*** Opening RECORDS PROVIDED ***

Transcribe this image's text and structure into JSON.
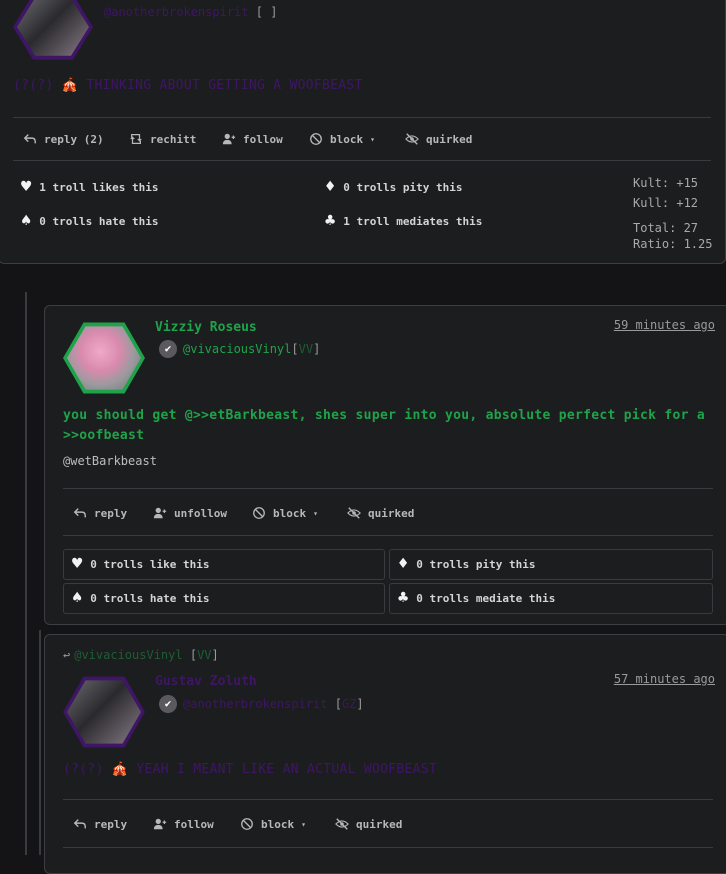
{
  "post1": {
    "handle": "@anotherbrokenspirit",
    "handle_tag": " ",
    "text": "(?(?) 🎪 THINKING ABOUT GETTING A WOOFBEAST",
    "actions": {
      "reply": "reply (2)",
      "rechitt": "rechitt",
      "follow": "follow",
      "block": "block",
      "quirked": "quirked"
    },
    "stats": {
      "like": "1 troll likes this",
      "pity": "0 trolls pity this",
      "hate": "0 trolls hate this",
      "mediate": "1 troll mediates this"
    },
    "scores": {
      "kult": "Kult: +15",
      "kull": "Kull: +12",
      "total": "Total: 27",
      "ratio": "Ratio: 1.25"
    }
  },
  "post2": {
    "name": "Vizziy Roseus",
    "handle": "@vivaciousVinyl",
    "tag": "VV",
    "time": "59 minutes ago",
    "text": "you should get @>>etBarkbeast, shes super into you, absolute perfect pick for a >>oofbeast",
    "mention": "@wetBarkbeast",
    "actions": {
      "reply": "reply",
      "follow": "unfollow",
      "block": "block",
      "quirked": "quirked"
    },
    "stats": {
      "like": "0 trolls like this",
      "pity": "0 trolls pity this",
      "hate": "0 trolls hate this",
      "mediate": "0 trolls mediate this"
    }
  },
  "post3": {
    "reply_to": "@vivaciousVinyl",
    "reply_tag": "VV",
    "name": "Gustav Zoluth",
    "handle": "@anotherbrokenspirit",
    "tag": "GZ",
    "time": "57 minutes ago",
    "text": "(?(?) 🎪 YEAH I MEANT LIKE AN ACTUAL WOOFBEAST",
    "actions": {
      "reply": "reply",
      "follow": "follow",
      "block": "block",
      "quirked": "quirked"
    }
  },
  "colors": {
    "green": "#1fa34a",
    "purple": "#3f1566",
    "card_bg": "#1c1d1f"
  }
}
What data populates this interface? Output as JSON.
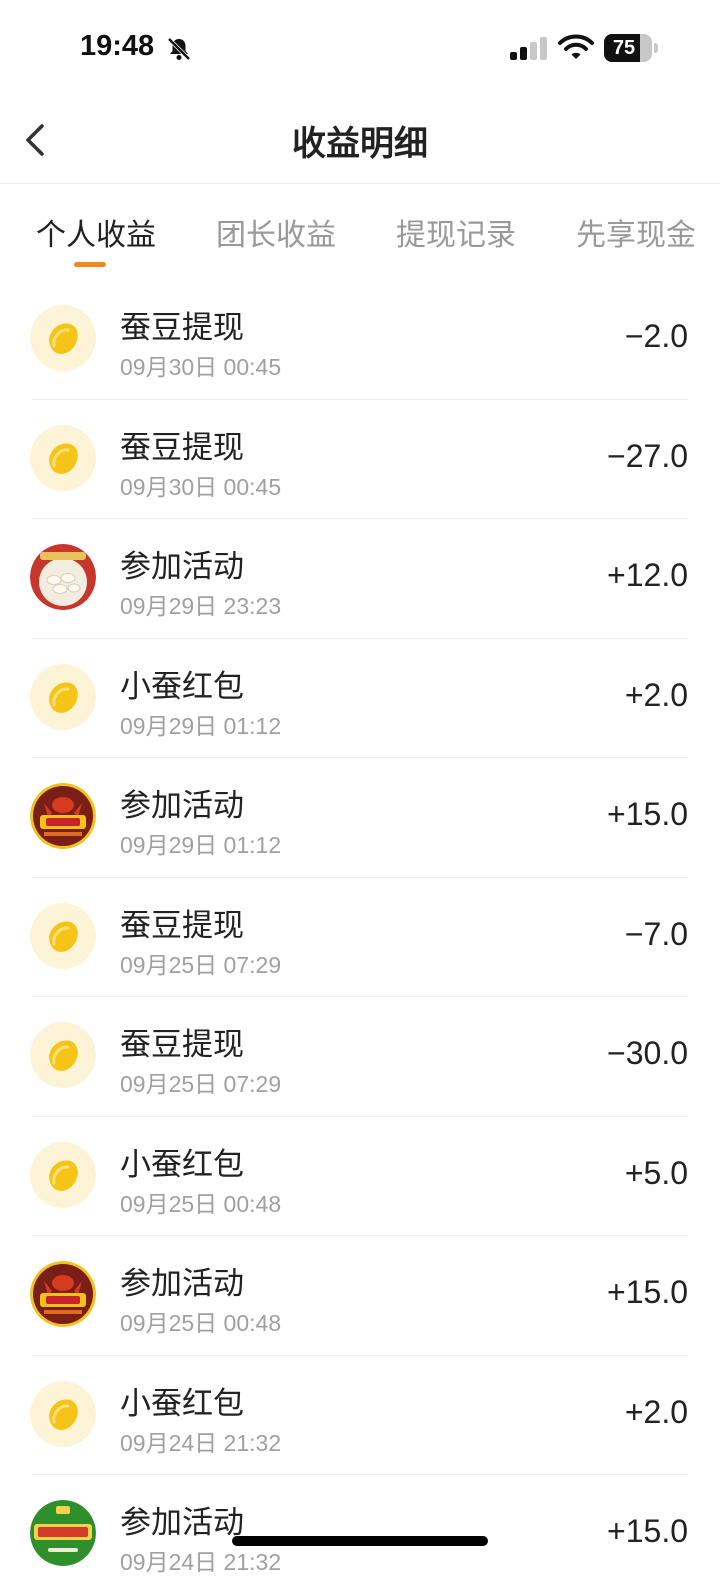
{
  "status_bar": {
    "time": "19:48",
    "battery": "75",
    "battery_level": 0.75,
    "icons": [
      "bell-slash-icon",
      "signal-icon",
      "wifi-icon",
      "battery-icon"
    ]
  },
  "header": {
    "title": "收益明细",
    "back_icon": "chevron-left-icon"
  },
  "tabs": [
    {
      "label": "个人收益",
      "active": true
    },
    {
      "label": "团长收益",
      "active": false
    },
    {
      "label": "提现记录",
      "active": false
    },
    {
      "label": "先享现金",
      "active": false
    }
  ],
  "colors": {
    "accent": "#f08a1c",
    "bean_bg": "#fdf3d6",
    "bean": "#f6c417"
  },
  "records": [
    {
      "title": "蚕豆提现",
      "time": "09月30日 00:45",
      "amount": "−2.0",
      "avatar": "bean"
    },
    {
      "title": "蚕豆提现",
      "time": "09月30日 00:45",
      "amount": "−27.0",
      "avatar": "bean"
    },
    {
      "title": "参加活动",
      "time": "09月29日 23:23",
      "amount": "+12.0",
      "avatar": "dumpling"
    },
    {
      "title": "小蚕红包",
      "time": "09月29日 01:12",
      "amount": "+2.0",
      "avatar": "bean"
    },
    {
      "title": "参加活动",
      "time": "09月29日 01:12",
      "amount": "+15.0",
      "avatar": "crayfish"
    },
    {
      "title": "蚕豆提现",
      "time": "09月25日 07:29",
      "amount": "−7.0",
      "avatar": "bean"
    },
    {
      "title": "蚕豆提现",
      "time": "09月25日 07:29",
      "amount": "−30.0",
      "avatar": "bean"
    },
    {
      "title": "小蚕红包",
      "time": "09月25日 00:48",
      "amount": "+5.0",
      "avatar": "bean"
    },
    {
      "title": "参加活动",
      "time": "09月25日 00:48",
      "amount": "+15.0",
      "avatar": "crayfish"
    },
    {
      "title": "小蚕红包",
      "time": "09月24日 21:32",
      "amount": "+2.0",
      "avatar": "bean"
    },
    {
      "title": "参加活动",
      "time": "09月24日 21:32",
      "amount": "+15.0",
      "avatar": "fruit"
    }
  ]
}
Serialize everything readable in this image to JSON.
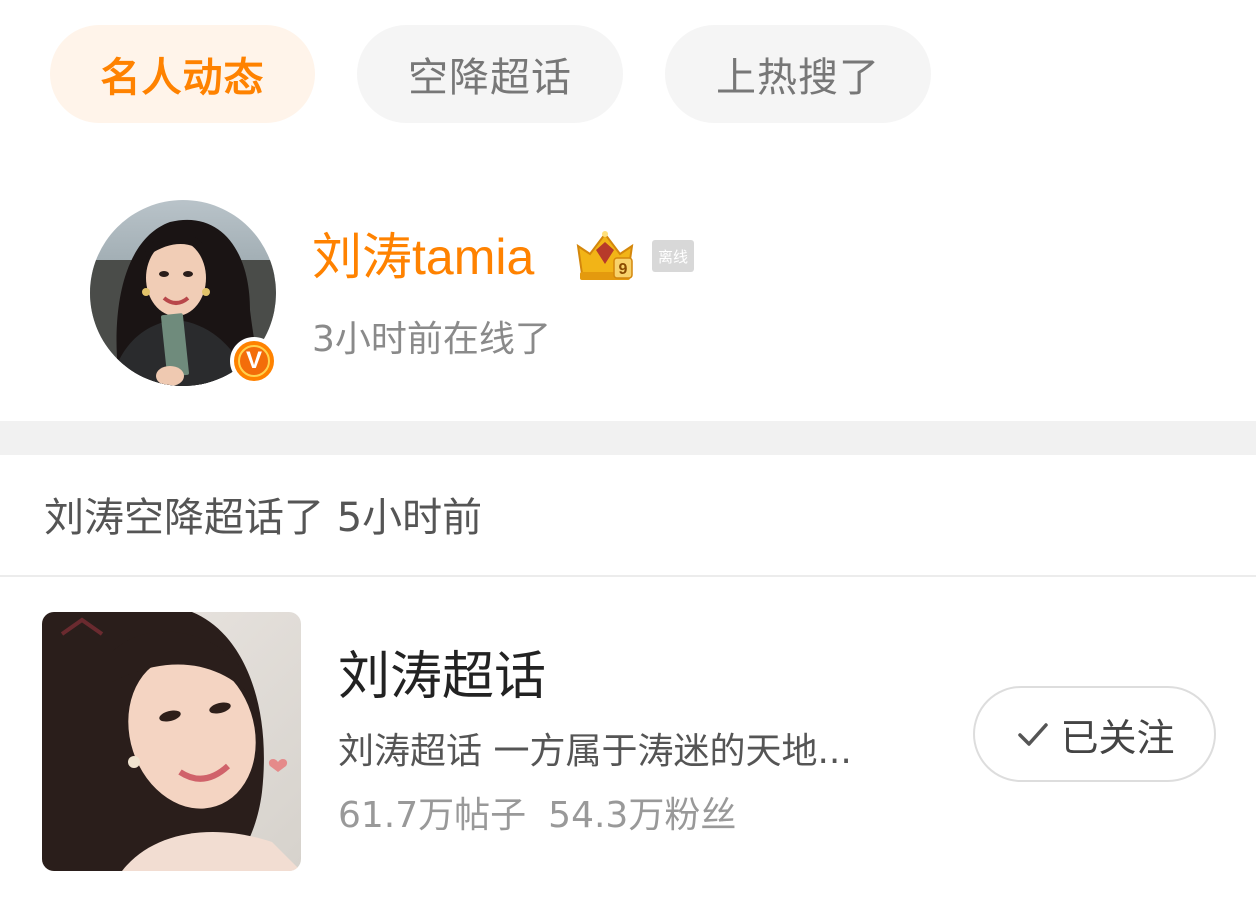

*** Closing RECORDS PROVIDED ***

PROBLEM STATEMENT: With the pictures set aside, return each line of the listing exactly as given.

EXERCISE RESULT:
Transcribe this image's text and structure into JSON.
{
  "post1": {
    "handle": "@anotherbrokenspirit",
    "handle_tag": " ",
    "text": "(?(?) 🎪 THINKING ABOUT GETTING A WOOFBEAST",
    "actions": {
      "reply": "reply (2)",
      "rechitt": "rechitt",
      "follow": "follow",
      "block": "block",
      "quirked": "quirked"
    },
    "stats": {
      "like": "1 troll likes this",
      "pity": "0 trolls pity this",
      "hate": "0 trolls hate this",
      "mediate": "1 troll mediates this"
    },
    "scores": {
      "kult": "Kult: +15",
      "kull": "Kull: +12",
      "total": "Total: 27",
      "ratio": "Ratio: 1.25"
    }
  },
  "post2": {
    "name": "Vizziy Roseus",
    "handle": "@vivaciousVinyl",
    "tag": "VV",
    "time": "59 minutes ago",
    "text": "you should get @>>etBarkbeast, shes super into you, absolute perfect pick for a >>oofbeast",
    "mention": "@wetBarkbeast",
    "actions": {
      "reply": "reply",
      "follow": "unfollow",
      "block": "block",
      "quirked": "quirked"
    },
    "stats": {
      "like": "0 trolls like this",
      "pity": "0 trolls pity this",
      "hate": "0 trolls hate this",
      "mediate": "0 trolls mediate this"
    }
  },
  "post3": {
    "reply_to": "@vivaciousVinyl",
    "reply_tag": "VV",
    "name": "Gustav Zoluth",
    "handle": "@anotherbrokenspirit",
    "tag": "GZ",
    "time": "57 minutes ago",
    "text": "(?(?) 🎪 YEAH I MEANT LIKE AN ACTUAL WOOFBEAST",
    "actions": {
      "reply": "reply",
      "follow": "follow",
      "block": "block",
      "quirked": "quirked"
    }
  },
  "colors": {
    "green": "#1fa34a",
    "purple": "#3f1566",
    "card_bg": "#1c1d1f"
  }
}
What data populates this interface? Output as JSON.
{
  "status_bar": {
    "time": "19:48",
    "battery": "75",
    "battery_level": 0.75,
    "icons": [
      "bell-slash-icon",
      "signal-icon",
      "wifi-icon",
      "battery-icon"
    ]
  },
  "header": {
    "title": "收益明细",
    "back_icon": "chevron-left-icon"
  },
  "tabs": [
    {
      "label": "个人收益",
      "active": true
    },
    {
      "label": "团长收益",
      "active": false
    },
    {
      "label": "提现记录",
      "active": false
    },
    {
      "label": "先享现金",
      "active": false
    }
  ],
  "colors": {
    "accent": "#f08a1c",
    "bean_bg": "#fdf3d6",
    "bean": "#f6c417"
  },
  "records": [
    {
      "title": "蚕豆提现",
      "time": "09月30日 00:45",
      "amount": "−2.0",
      "avatar": "bean"
    },
    {
      "title": "蚕豆提现",
      "time": "09月30日 00:45",
      "amount": "−27.0",
      "avatar": "bean"
    },
    {
      "title": "参加活动",
      "time": "09月29日 23:23",
      "amount": "+12.0",
      "avatar": "dumpling"
    },
    {
      "title": "小蚕红包",
      "time": "09月29日 01:12",
      "amount": "+2.0",
      "avatar": "bean"
    },
    {
      "title": "参加活动",
      "time": "09月29日 01:12",
      "amount": "+15.0",
      "avatar": "crayfish"
    },
    {
      "title": "蚕豆提现",
      "time": "09月25日 07:29",
      "amount": "−7.0",
      "avatar": "bean"
    },
    {
      "title": "蚕豆提现",
      "time": "09月25日 07:29",
      "amount": "−30.0",
      "avatar": "bean"
    },
    {
      "title": "小蚕红包",
      "time": "09月25日 00:48",
      "amount": "+5.0",
      "avatar": "bean"
    },
    {
      "title": "参加活动",
      "time": "09月25日 00:48",
      "amount": "+15.0",
      "avatar": "crayfish"
    },
    {
      "title": "小蚕红包",
      "time": "09月24日 21:32",
      "amount": "+2.0",
      "avatar": "bean"
    },
    {
      "title": "参加活动",
      "time": "09月24日 21:32",
      "amount": "+15.0",
      "avatar": "fruit"
    }
  ]
}
Serialize everything readable in this image to JSON.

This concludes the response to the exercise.